Fox Point-Bayside Facing $92,000 Budget Shortfall
But district spending, taxes are both down compared to last year.
About half a dozen people showed up at the Fox Point-Bayside School District's annual meeting Monday night to put their stamp of approval on a $9.2 million property tax levy that's down 3.9 percent from last year.
The levy will help fund the district's $11.2 million budget for the 2011-12 school year, which is about a 6 percent decrease from last year's $11.91 million budget.
Amy Kohl, director of business services, noted that the budget has a shortfall of more than $92,000, but not trying to immediately close that gap is a choice made by the School Board and administrators to try and avoid further cuts that would affect students.
District Administrator Rachel Boechler echoed Kohl's point, saying that staff is the largest expense for the district. However, reductions to staff was not an option.
"We didn't want to take any more of our staff out," she said. "The primary thing we needed to do to close that budget gap is staff, that's our biggest expense, and we just didn't feel we could do that this year. So, we're going to continue to look for other areas."
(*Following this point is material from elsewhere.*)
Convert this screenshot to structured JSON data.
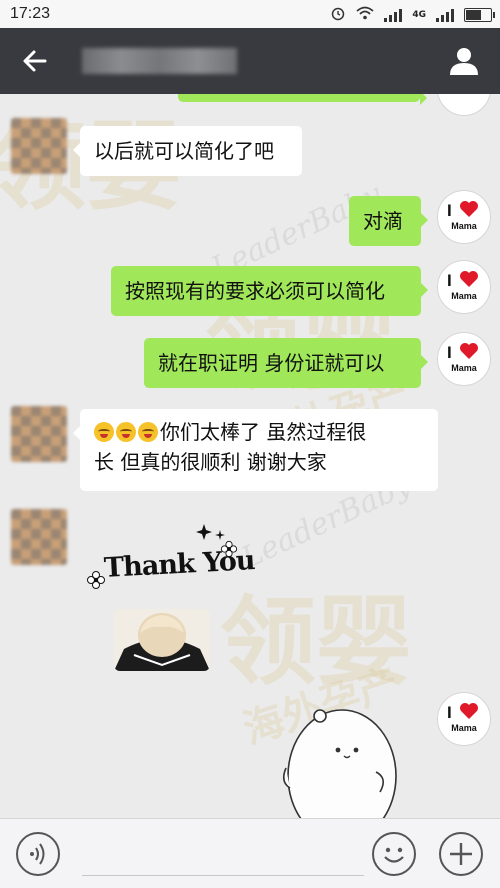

The drop in the levy should result in a decrease in the property tax rate from $8.16 to $7.83 per $1,000 of equalized assessed value. For a house with a fair market value of $250,000, that would result in $1,957.50 in school taxes.
"We're doing really good," Kohl said. "We're reducing our spending. We still are very, very close to having a balanced budget."
The state budget approved by the Legislature reduced revenue limits - the amount districts can collect from state aid and property taxes - by 5.5 percent. For Fox Point-Bayside, that was a cut of $700 per student.
The district responded by eliminating 10 teaching positions, a move that was met by extensive resistance during the March School Board meeting with a packed house and a passionate letter from the teachers union president, Mark Conforti.
Boechler says that now, like many districts, it's a matter of tightening up a little here and there, because there just aren't any big places to find major money anymore.
"We did a 10 percent across-the-board cut in instructional supplies, etc., and it still didn't close the gap," Boechler said. "Utilities go up, maintenance goes up. We're going to take another swipe at it next year because we're going to get hit again."
In October, the School Board will vote on the levy after state aid and enrollment numbers are finalized.